People overvalue pitchers in this league. I could trade a top-15 outfielder like Jayson Werth and not get a top-15 starting pitcher in return, meaning I'd undersell Werth for a player who wouldn't be nearly as consistent from week to week just because of the negative impact of earned runs. Not only that, but I'd then have to replace Werth with someone like Gary Sheffield or Randy Winn, costing my team anywhere from five to 10 points per week while simultaneously ridding myself of the one clear advantage that makes my team work: an abundance of hitting.

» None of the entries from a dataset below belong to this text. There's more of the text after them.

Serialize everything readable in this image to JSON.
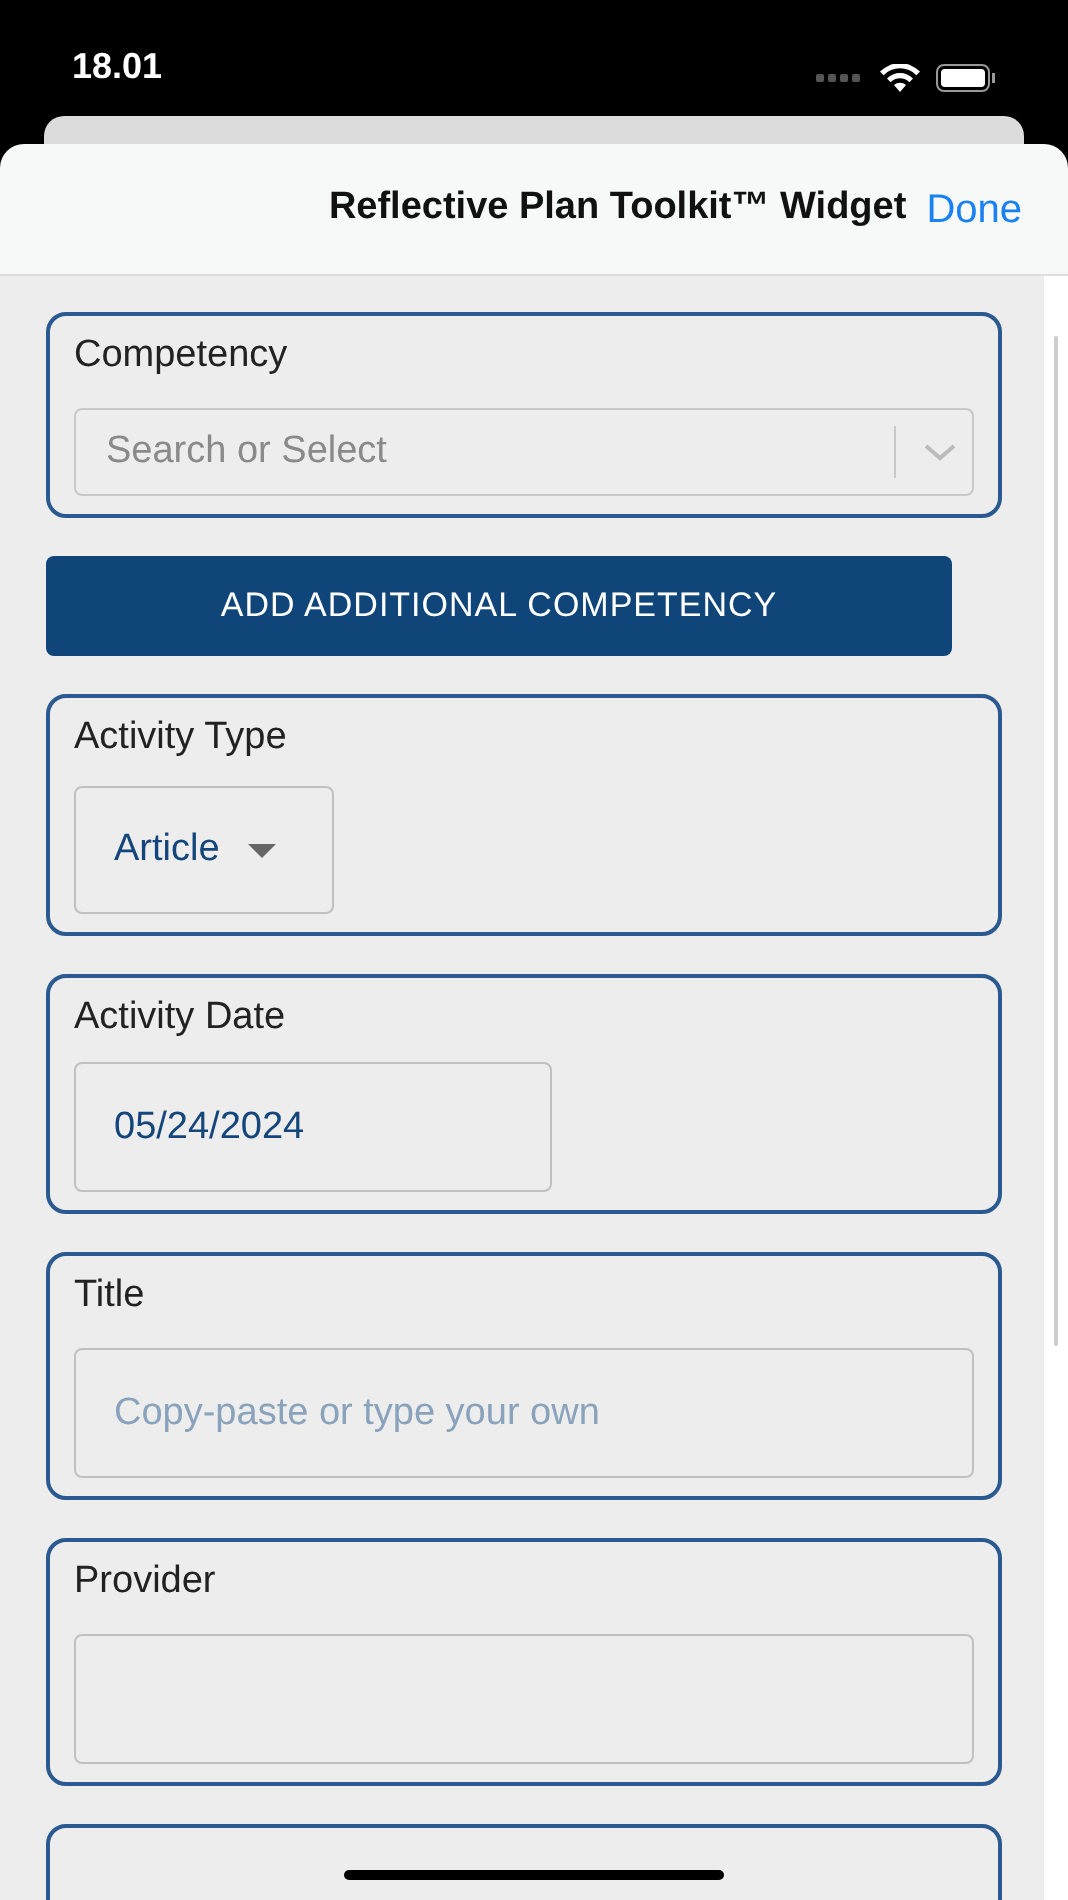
{
  "status_bar": {
    "time": "18.01"
  },
  "header": {
    "title": "Reflective Plan Toolkit™ Widget",
    "done": "Done"
  },
  "form": [
    {
      "kind": "combobox",
      "label": "Competency",
      "placeholder": "Search or Select"
    },
    {
      "kind": "button",
      "label": "ADD ADDITIONAL COMPETENCY"
    },
    {
      "kind": "dropdown",
      "label": "Activity Type",
      "value": "Article"
    },
    {
      "kind": "date",
      "label": "Activity Date",
      "value": "05/24/2024"
    },
    {
      "kind": "text",
      "label": "Title",
      "placeholder": "Copy-paste or type your own"
    },
    {
      "kind": "textarea",
      "label": "Provider"
    }
  ]
}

And my team is working. I not only have the third-best record on the NL side, but the third-most points, and I've done it with the biggest collection of garbage you could possibly imagine for a pitching staff. Just look at it -- awful. I should have targeted potential breakouts like Yovani Gallardo and Adam Wainwright instead of high-risk pitchers like Dempster, Young, Johnson and Brett Myers, who all had deeper floors than ceilings. If I had, I'd have one of the best teams in the league.
So let's review quickly all the garbage I've moved on and off the waiver wire the last two weeks. I cut injured Anibal Sanchez for Ian Snell, hoping his minor-league success will eventually translate to the majors. I need as many arms as I can, so I cut Mike Fontenot, who became expendable with the addition of Martin Prado, for Rodrigo Lopez, who I immediately cut for Pedro Martinez when the news of his signing broke. Hey, I'm desperate. I cut Russ Ortiz for Tim Stauffer after his strong debut and then reclaimed Ortiz in favor of Brett Myers after the Phillies put Martinez on the DL.
I can't make up my mind on Ortiz, who I then cut for Seth Smith, who has a .915 OPS, just got a start against a left-handed pitcher Monday, and could become an impressive player with everyday at-bats. I like him as a deep sleeper, starting right ... now.
Ortiz ended up pitching well after I cut him, so I wouldn't mind adding him again. I need to load up on as many arms as possible just in case one of them becomes something consistent. That's the new strategy. I wouldn't mind adding Rick VandenHurk either. Maybe for Sheffield?
I made the same mistake with Lance Berkman in this league that I did in my 10-team Head-to-Head league, only here my replacement is Pedro Feliz. Talk about a downgrade. I'm facing one of the two teams ahead of me, too, so I picked a bad time to make a bad judgment call.
Maybe my pitchers will get lucky, which is pretty much what I'm banking on every week.
You can e-mail us your Fantasy Baseball questions to DMFantasyBaseball@cbs.com . Be sure to put Full Disclosure in the subject field. Please include your full name, hometown and state.